It felt like a risk, creating a character who was only two years old. I was more than halfway through the book when I realized I had to pay closer attention to my niece Emma. I borrowed an impassioned monologue delivered by Emma about a favorite cup with a cow on it. I thank her in the acknowledgments. I also think that I must communicate like a toddler. Hi Levi, hi Marcy. This comes from my own speech patterns.
Levi: Another thing I like about this novel is the pacing. It moves pretty quickly — from friendship to enemy-hood, from New York to Paris to Mexico, from love to hate and back again. As a writer, did you have to work hard to make this fast paced narrative scan?
Marcy: Thanks. The pacing came naturally. I’ve talked to several writers who say that they hate plot. I don’t understand that. Hating plot. I don’t know how to write the next scene unless the next thing happens. For my next scene, I jump to the next place. That’s the only way I know how to write.
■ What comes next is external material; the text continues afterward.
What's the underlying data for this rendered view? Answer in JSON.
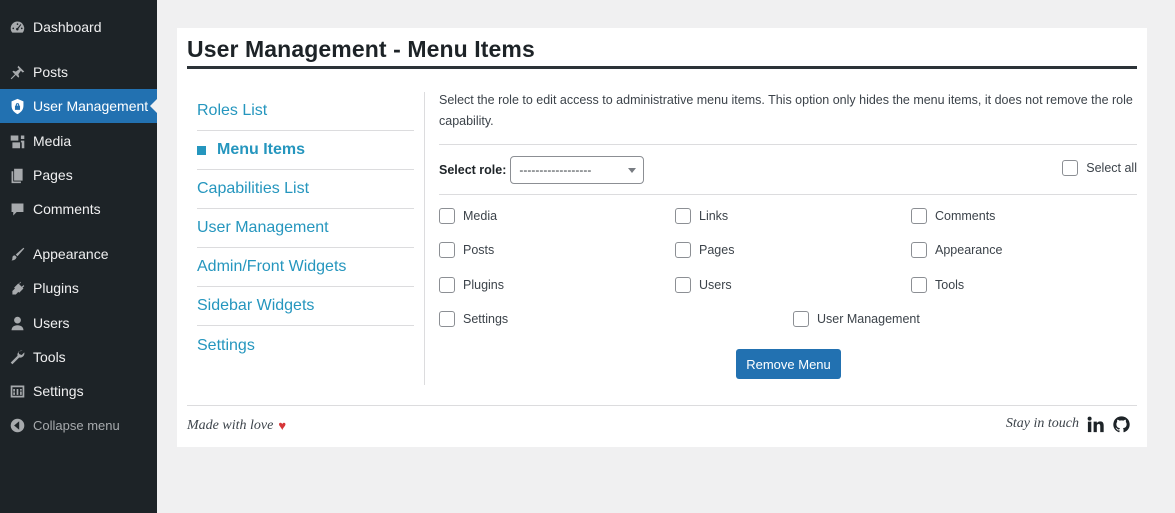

I remember worrying about getting Caitlin’s voice right, but maybe an even bigger fear was taking Marie to places I have never been. I spent one weekend in Paris, once, more than ten years ago. I have never been to Mexico, but I did spend a year in the Dominican Republic, and I used that experience to describe some of Marie’s discomfort in Mexico, like the long drive in a crowded publico.
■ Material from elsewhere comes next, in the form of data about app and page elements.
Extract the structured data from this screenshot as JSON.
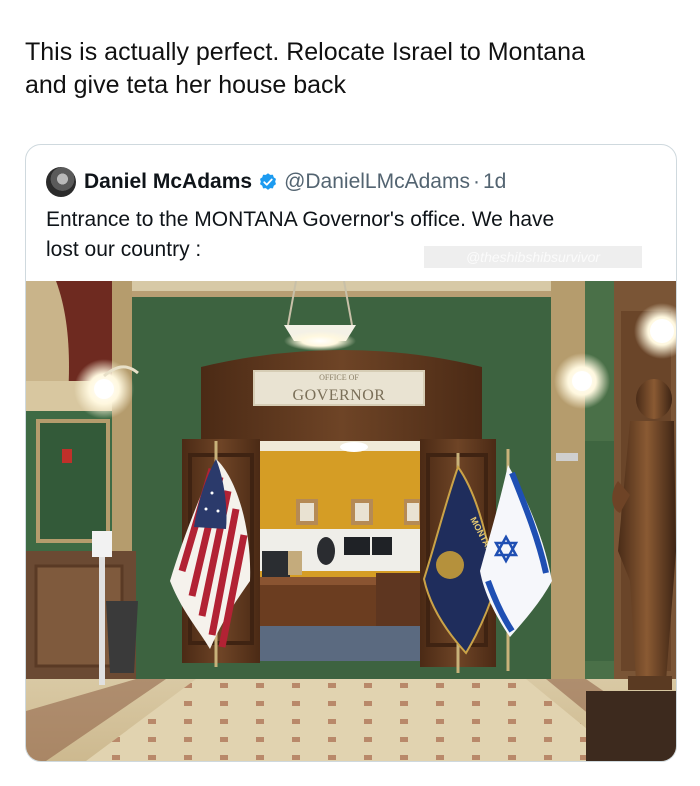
{
  "post": {
    "text_line1": "This is actually perfect. Relocate Israel to Montana",
    "text_line2": "and give teta her house back"
  },
  "quote": {
    "author_name": "Daniel McAdams",
    "handle": "@DanielLMcAdams",
    "separator": "·",
    "age": "1d",
    "text_line1": "Entrance to the MONTANA Governor's office. We have",
    "text_line2": "lost our country :",
    "watermark": "@theshibshibsurvivor"
  },
  "photo": {
    "door_sign": "GOVERNOR",
    "sign_above": "OFFICE OF",
    "flag_text": "MONTANA"
  },
  "colors": {
    "verified": "#1d9bf0",
    "wall_green": "#3f6541",
    "office_yellow": "#d39a22",
    "wood": "#6a3f22"
  }
}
Levi: Finally: what impact do you want this very funny and unusual story to have on readers? That is, why did you choose to write this particular story?
Marcy: I am in love with the impact Bad Marie seems to have on you, actually. That you asked me about the relativity of good and evil; that you feel sympathy for Marie despite or maybe because of everything she does. This feels like the perfect reaction. It pleases me. Because I’m not sure why I wrote it. I started Bad Marie not long after the publication of Twins and somewhere in the writing of it, I got stuck, abandoned the book. Two years later, I came back to the story and I knew what I had to do. I knew I had to go to Paris. I knew the perfect ending, what would happen to Marie. It was not a story I wanted to let go.